*Assigned task*
All that is needed is the number of lines in the records that contain the word "since", stated without anything else.

*Material for this exercise*
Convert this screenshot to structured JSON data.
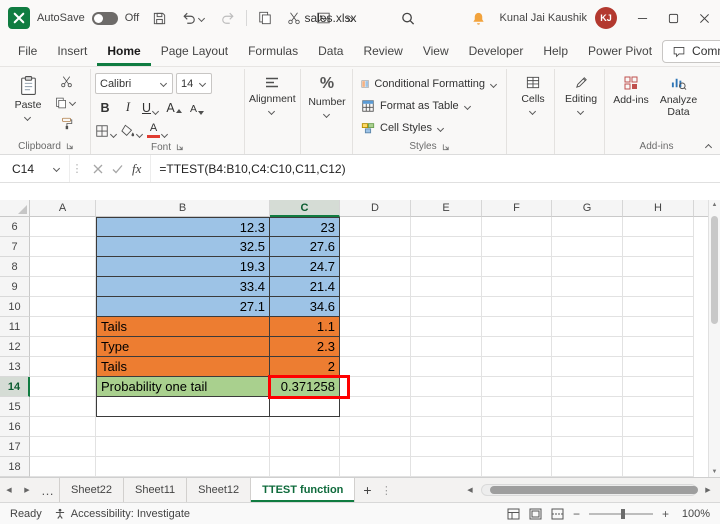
{
  "window": {
    "file_name": "sales.xlsx",
    "user_name": "Kunal Jai Kaushik",
    "user_initials": "KJ",
    "autosave_label": "AutoSave",
    "autosave_state": "Off"
  },
  "menu_bar": {
    "tabs": [
      "File",
      "Insert",
      "Home",
      "Page Layout",
      "Formulas",
      "Data",
      "Review",
      "View",
      "Developer",
      "Help",
      "Power Pivot"
    ],
    "active_tab": "Home",
    "comments_label": "Comments"
  },
  "ribbon": {
    "paste_label": "Paste",
    "font_name": "Calibri",
    "font_size": "14",
    "bold_label": "B",
    "italic_label": "I",
    "underline_label": "U",
    "font_letter": "A",
    "percent_glyph": "%",
    "alignment_label": "Alignment",
    "number_label": "Number",
    "styles_items": [
      "Conditional Formatting",
      "Format as Table",
      "Cell Styles"
    ],
    "cells_label": "Cells",
    "editing_label": "Editing",
    "addins_label": "Add-ins",
    "analyze_label": "Analyze Data",
    "group_labels": {
      "clipboard": "Clipboard",
      "font": "Font",
      "styles": "Styles",
      "addins": "Add-ins"
    }
  },
  "formula_bar": {
    "name_box": "C14",
    "fx_label": "fx",
    "formula": "=TTEST(B4:B10,C4:C10,C11,C12)"
  },
  "grid": {
    "columns": [
      "A",
      "B",
      "C",
      "D",
      "E",
      "F",
      "G",
      "H"
    ],
    "selected_column": "C",
    "selected_row": 14,
    "rows": [
      {
        "n": 6,
        "B": "12.3",
        "C": "23",
        "style": "blue"
      },
      {
        "n": 7,
        "B": "32.5",
        "C": "27.6",
        "style": "blue"
      },
      {
        "n": 8,
        "B": "19.3",
        "C": "24.7",
        "style": "blue"
      },
      {
        "n": 9,
        "B": "33.4",
        "C": "21.4",
        "style": "blue"
      },
      {
        "n": 10,
        "B": "27.1",
        "C": "34.6",
        "style": "blue"
      },
      {
        "n": 11,
        "B": "Tails",
        "C": "1.1",
        "style": "orange"
      },
      {
        "n": 12,
        "B": "Type",
        "C": "2.3",
        "style": "orange"
      },
      {
        "n": 13,
        "B": "Tails",
        "C": "2",
        "style": "orange"
      },
      {
        "n": 14,
        "B": "Probability one tail",
        "C": "0.371258",
        "style": "green"
      },
      {
        "n": 15,
        "B": "",
        "C": "",
        "style": "plain"
      },
      {
        "n": 16
      },
      {
        "n": 17
      },
      {
        "n": 18
      }
    ],
    "cell_colors": {
      "blue": "#9DC3E6",
      "orange": "#ED7D31",
      "green": "#A9D08E"
    },
    "annotation_color": "#FF0000"
  },
  "sheet_bar": {
    "tabs": [
      "Sheet22",
      "Sheet11",
      "Sheet12",
      "TTEST function"
    ],
    "active_tab": "TTEST function"
  },
  "status_bar": {
    "mode": "Ready",
    "accessibility": "Accessibility: Investigate",
    "zoom_level": "100%"
  },
  "glyphs": {
    "ellipsis": "…",
    "more_commands": "»",
    "add_sheet": "+",
    "splitter": "⋮",
    "left_arrow": "◀",
    "right_arrow": "▶",
    "up_arrow": "▲",
    "down_arrow": "▼",
    "zoom_out": "−",
    "zoom_in": "+"
  },
  "colors": {
    "excel_green": "#107C41",
    "avatar": "#B3392F"
  }
}
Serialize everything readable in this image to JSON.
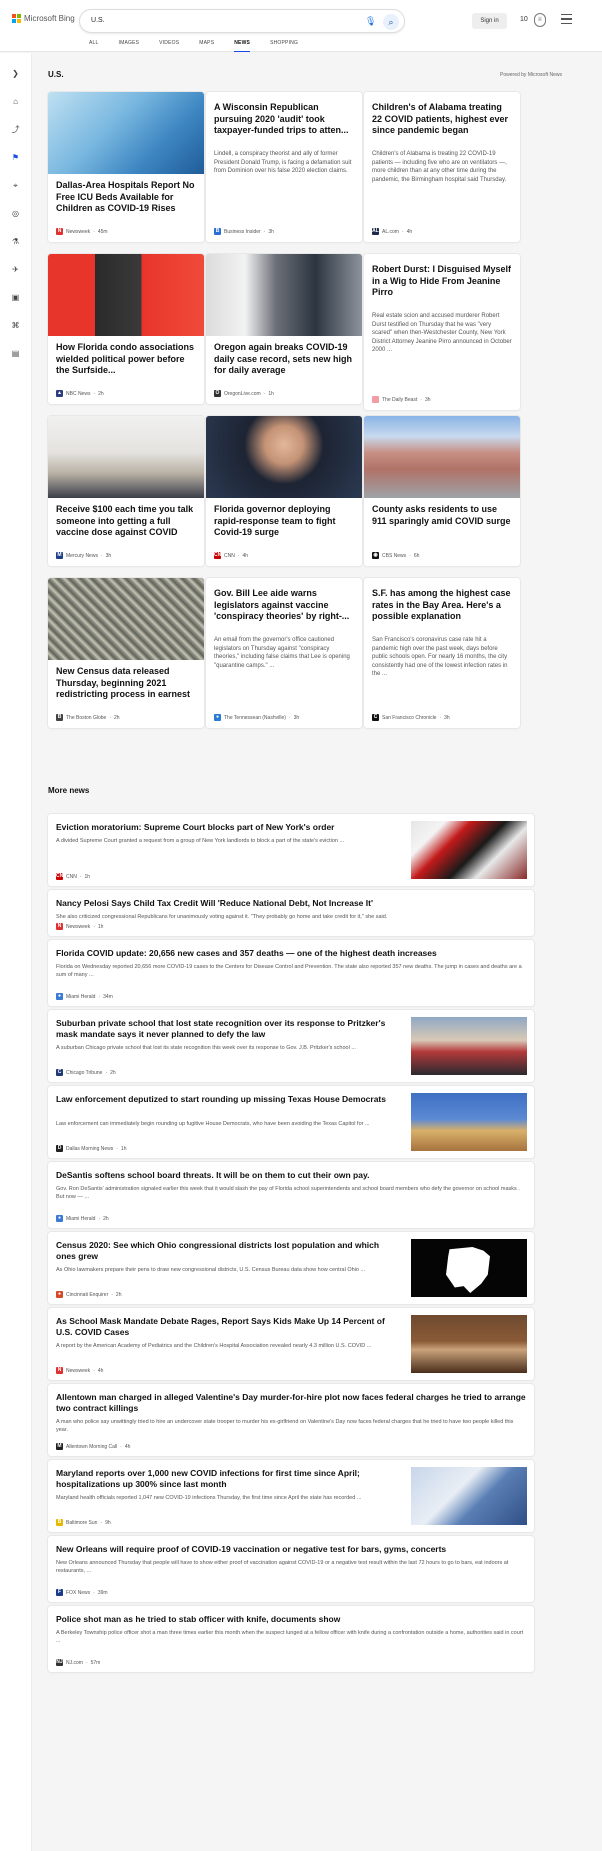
{
  "header": {
    "brand": "Microsoft Bing",
    "query": "U.S.",
    "sign_in": "Sign in",
    "rewards_points": "10",
    "tabs": [
      "ALL",
      "IMAGES",
      "VIDEOS",
      "MAPS",
      "NEWS",
      "SHOPPING"
    ],
    "active_tab": "NEWS"
  },
  "rail": {
    "icons": [
      "expand-icon",
      "home-icon",
      "trending-icon",
      "flag-icon",
      "location-icon",
      "world-icon",
      "science-icon",
      "sports-icon",
      "entertainment-icon",
      "politics-icon",
      "business-icon"
    ]
  },
  "section": {
    "title": "U.S.",
    "powered": "Powered by Microsoft News"
  },
  "cards": [
    {
      "title": "Dallas-Area Hospitals Report No Free ICU Beds Available for Children as COVID-19 Rises",
      "desc": "",
      "source": "Newsweek",
      "time": "45m",
      "icon": "N",
      "icon_color": "#e03030",
      "has_image": true
    },
    {
      "title": "A Wisconsin Republican pursuing 2020 'audit' took taxpayer-funded trips to atten...",
      "desc": "Lindell, a conspiracy theorist and ally of former President Donald Trump, is facing a defamation suit from Dominion over his false 2020 election claims.",
      "source": "Business Insider",
      "time": "3h",
      "icon": "B",
      "icon_color": "#2b6fd6",
      "has_image": false
    },
    {
      "title": "Children's of Alabama treating 22 COVID patients, highest ever since pandemic began",
      "desc": "Children's of Alabama is treating 22 COVID-19 patients — including five who are on ventilators —, more children than at any other time during the pandemic, the Birmingham hospital said Thursday.",
      "source": "AL.com",
      "time": "4h",
      "icon": "AL",
      "icon_color": "#1b2a48",
      "has_image": false
    },
    {
      "title": "How Florida condo associations wielded political power before the Surfside...",
      "desc": "",
      "source": "NBC News",
      "time": "2h",
      "icon": "▲",
      "icon_color": "#2d3d7d",
      "has_image": true
    },
    {
      "title": "Oregon again breaks COVID-19 daily case record, sets new high for daily average",
      "desc": "",
      "source": "OregonLive.com",
      "time": "1h",
      "icon": "O",
      "icon_color": "#333333",
      "has_image": true
    },
    {
      "title": "Robert Durst: I Disguised Myself in a Wig to Hide From Jeanine Pirro",
      "desc": "Real estate scion and accused murderer Robert Durst testified on Thursday that he was \"very scared\" when then-Westchester County, New York District Attorney Jeanine Pirro announced in October 2000 ...",
      "source": "The Daily Beast",
      "time": "3h",
      "icon": "",
      "icon_color": "#f29ca4",
      "has_image": false
    },
    {
      "title": "Receive $100 each time you talk someone into getting a full vaccine dose against COVID",
      "desc": "",
      "source": "Mercury News",
      "time": "3h",
      "icon": "M",
      "icon_color": "#1d3f8a",
      "has_image": true
    },
    {
      "title": "Florida governor deploying rapid-response team to fight Covid-19 surge",
      "desc": "",
      "source": "CNN",
      "time": "4h",
      "icon": "CNN",
      "icon_color": "#cc0000",
      "has_image": true
    },
    {
      "title": "County asks residents to use 911 sparingly amid COVID surge",
      "desc": "",
      "source": "CBS News",
      "time": "6h",
      "icon": "◉",
      "icon_color": "#111111",
      "has_image": true
    },
    {
      "title": "New Census data released Thursday, beginning 2021 redistricting process in earnest",
      "desc": "",
      "source": "The Boston Globe",
      "time": "2h",
      "icon": "B",
      "icon_color": "#444444",
      "has_image": true
    },
    {
      "title": "Gov. Bill Lee aide warns legislators against vaccine 'conspiracy theories' by right-...",
      "desc": "An email from the governor's office cautioned legislators on Thursday against \"conspiracy theories,\" including false claims that Lee is opening \"quarantine camps.\" ...",
      "source": "The Tennessean (Nashville)",
      "time": "3h",
      "icon": "●",
      "icon_color": "#2a7bd5",
      "has_image": false
    },
    {
      "title": "S.F. has among the highest case rates in the Bay Area. Here's a possible explanation",
      "desc": "San Francisco's coronavirus case rate hit a pandemic high over the past week, days before public schools open. For nearly 16 months, the city consistently had one of the lowest infection rates in the ...",
      "source": "San Francisco Chronicle",
      "time": "3h",
      "icon": "C",
      "icon_color": "#111111",
      "has_image": false
    }
  ],
  "more": {
    "title": "More news",
    "items": [
      {
        "title": "Eviction moratorium: Supreme Court blocks part of New York's order",
        "desc": "A divided Supreme Court granted a request from a group of New York landlords to block a part of the state's eviction ...",
        "source": "CNN",
        "time": "1h",
        "icon": "CNN",
        "icon_color": "#cc0000",
        "image": "protest"
      },
      {
        "title": "Nancy Pelosi Says Child Tax Credit Will 'Reduce National Debt, Not Increase It'",
        "desc": "She also criticized congressional Republicans for unanimously voting against it. \"They probably go home and take credit for it,\" she said.",
        "source": "Newsweek",
        "time": "1h",
        "icon": "N",
        "icon_color": "#e03030",
        "image": ""
      },
      {
        "title": "Florida COVID update: 20,656 new cases and 357 deaths — one of the highest death increases",
        "desc": "Florida on Wednesday reported 20,656 more COVID-19 cases to the Centers for Disease Control and Prevention. The state also reported 357 new deaths. The jump in cases and deaths are a sum of many ...",
        "source": "Miami Herald",
        "time": "34m",
        "icon": "●",
        "icon_color": "#3b7bd5",
        "image": ""
      },
      {
        "title": "Suburban private school that lost state recognition over its response to Pritzker's mask mandate says it never planned to defy the law",
        "desc": "A suburban Chicago private school that lost its state recognition this week over its response to Gov. J.B. Pritzker's school ...",
        "source": "Chicago Tribune",
        "time": "2h",
        "icon": "C",
        "icon_color": "#1f3a75",
        "image": "school"
      },
      {
        "title": "Law enforcement deputized to start rounding up missing Texas House Democrats",
        "desc": "Law enforcement can immediately begin rounding up fugitive House Democrats, who have been avoiding the Texas Capitol for ...",
        "source": "Dallas Morning News",
        "time": "1h",
        "icon": "D",
        "icon_color": "#222222",
        "image": "texas"
      },
      {
        "title": "DeSantis softens school board threats. It will be on them to cut their own pay.",
        "desc": "Gov. Ron DeSantis' administration signaled earlier this week that it would slash the pay of Florida school superintendents and school board members who defy the governor on school masks . But now — ...",
        "source": "Miami Herald",
        "time": "2h",
        "icon": "●",
        "icon_color": "#3b7bd5",
        "image": ""
      },
      {
        "title": "Census 2020: See which Ohio congressional districts lost population and which ones grew",
        "desc": "As Ohio lawmakers prepare their pens to draw new congressional districts, U.S. Census Bureau data show how central Ohio ...",
        "source": "Cincinnati Enquirer",
        "time": "2h",
        "icon": "●",
        "icon_color": "#d64a2a",
        "image": "ohio"
      },
      {
        "title": "As School Mask Mandate Debate Rages, Report Says Kids Make Up 14 Percent of U.S. COVID Cases",
        "desc": "A report by the American Academy of Pediatrics and the Children's Hospital Association revealed nearly 4.3 million U.S. COVID ...",
        "source": "Newsweek",
        "time": "4h",
        "icon": "N",
        "icon_color": "#e03030",
        "image": "podium"
      },
      {
        "title": "Allentown man charged in alleged Valentine's Day murder-for-hire plot now faces federal charges he tried to arrange two contract killings",
        "desc": "A man who police say unwittingly tried to hire an undercover state trooper to murder his ex-girlfriend on Valentine's Day now faces federal charges that he tried to have two people killed this year.",
        "source": "Allentown Morning Call",
        "time": "4h",
        "icon": "M",
        "icon_color": "#222222",
        "image": ""
      },
      {
        "title": "Maryland reports over 1,000 new COVID infections for first time since April; hospitalizations up 300% since last month",
        "desc": "Maryland health officials reported 1,047 new COVID-19 infections Thursday, the first time since April the state has recorded ...",
        "source": "Baltimore Sun",
        "time": "9h",
        "icon": "B",
        "icon_color": "#e8b800",
        "image": "lab"
      },
      {
        "title": "New Orleans will require proof of COVID-19 vaccination or negative test for bars, gyms, concerts",
        "desc": "New Orleans announced Thursday that people will have to show either proof of vaccination against COVID-19 or a negative test result within the last 72 hours to go to bars, eat indoors at restaurants, ...",
        "source": "FOX News",
        "time": "39m",
        "icon": "F",
        "icon_color": "#1b3a8a",
        "image": ""
      },
      {
        "title": "Police shot man as he tried to stab officer with knife, documents show",
        "desc": "A Berkeley Township police officer shot a man three times earlier this month when the suspect lunged at a fellow officer with knife during a confrontation outside a home, authorities said in court ...",
        "source": "NJ.com",
        "time": "57m",
        "icon": "NJ",
        "icon_color": "#333333",
        "image": ""
      }
    ]
  },
  "colors": {
    "accent": "#174ae4",
    "background": "#f5f5f5",
    "card": "#ffffff"
  }
}
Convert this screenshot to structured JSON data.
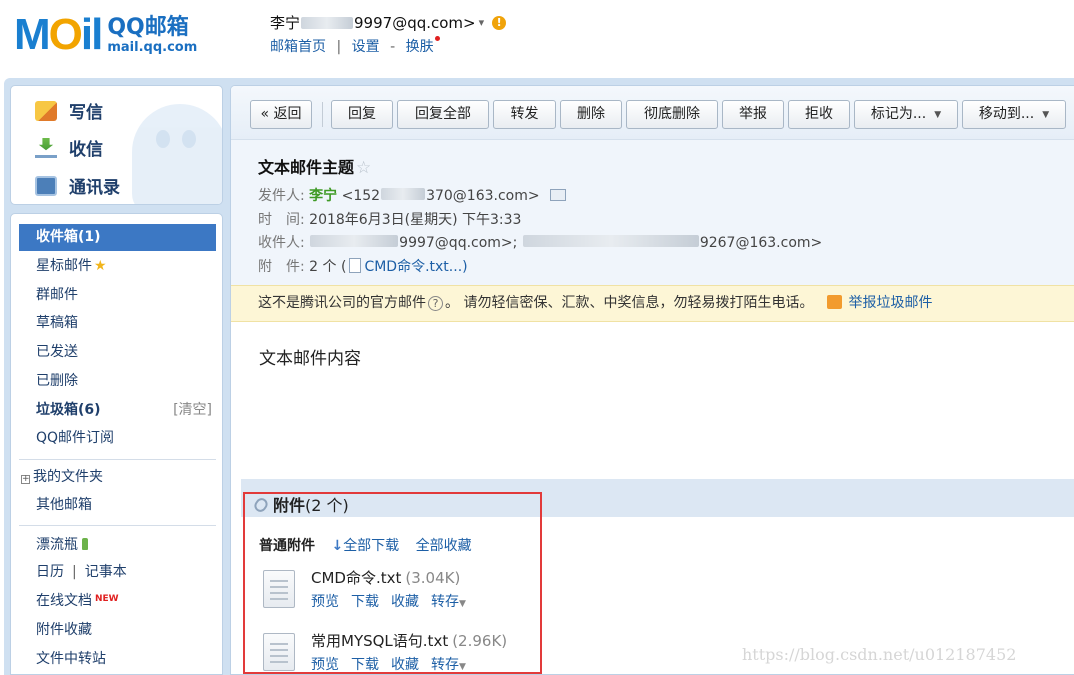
{
  "header": {
    "logo_main": "MOil",
    "logo_cn": "QQ邮箱",
    "logo_en": "mail.qq.com",
    "user_name": "李宁",
    "user_email_tail": "9997@qq.com>",
    "caret": "▾",
    "alert": "!",
    "links": [
      "邮箱首页",
      "设置",
      "换肤"
    ],
    "sep1": "|",
    "sep2": "-"
  },
  "quick_actions": [
    {
      "label": "写信",
      "icon": "write-icon"
    },
    {
      "label": "收信",
      "icon": "inbox-download-icon"
    },
    {
      "label": "通讯录",
      "icon": "contacts-icon"
    }
  ],
  "sidebar": {
    "items": [
      {
        "label": "收件箱(1)"
      },
      {
        "label": "星标邮件"
      },
      {
        "label": "群邮件"
      },
      {
        "label": "草稿箱"
      },
      {
        "label": "已发送"
      },
      {
        "label": "已删除"
      },
      {
        "label": "垃圾箱(6)",
        "extra": "[清空]"
      },
      {
        "label": "QQ邮件订阅"
      },
      {
        "label": "我的文件夹"
      },
      {
        "label": "其他邮箱"
      },
      {
        "label": "漂流瓶"
      },
      {
        "label": "日历",
        "extra_sep": "|",
        "extra": "记事本"
      },
      {
        "label": "在线文档",
        "badge": "NEW"
      },
      {
        "label": "附件收藏"
      },
      {
        "label": "文件中转站"
      }
    ],
    "plus": "+",
    "star": "★"
  },
  "toolbar": {
    "back": "« 返回",
    "reply": "回复",
    "reply_all": "回复全部",
    "forward": "转发",
    "delete": "删除",
    "delete_perm": "彻底删除",
    "report": "举报",
    "reject": "拒收",
    "mark_as": "标记为...",
    "move_to": "移动到...",
    "dropdown": "▼"
  },
  "mail": {
    "subject": "文本邮件主题",
    "subject_star": "☆",
    "from_label": "发件人:",
    "from_name": "李宁",
    "from_email_head": "<152",
    "from_email_tail": "370@163.com>",
    "time_label": "时　间:",
    "time_value": "2018年6月3日(星期天) 下午3:33",
    "to_label": "收件人:",
    "to_value_1": "9997@qq.com>;",
    "to_value_2": "9267@163.com>",
    "att_label": "附　件:",
    "att_count": "2 个 (",
    "att_link": "CMD命令.txt...)",
    "warning": "这不是腾讯公司的官方邮件",
    "warning_q": "?",
    "warning_tail": "。 请勿轻信密保、汇款、中奖信息，勿轻易拨打陌生电话。",
    "report_spam": "举报垃圾邮件",
    "body": "文本邮件内容"
  },
  "attachments": {
    "title": "附件",
    "count": "(2 个)",
    "section": "普通附件",
    "arrow": "↓",
    "download_all": "全部下载",
    "collect_all": "全部收藏",
    "files": [
      {
        "name": "CMD命令.txt",
        "size": "(3.04K)"
      },
      {
        "name": "常用MYSQL语句.txt",
        "size": "(2.96K)"
      }
    ],
    "actions": [
      "预览",
      "下载",
      "收藏",
      "转存"
    ],
    "dd": "▼"
  },
  "watermark": "https://blog.csdn.net/u012187452"
}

*Task output*
3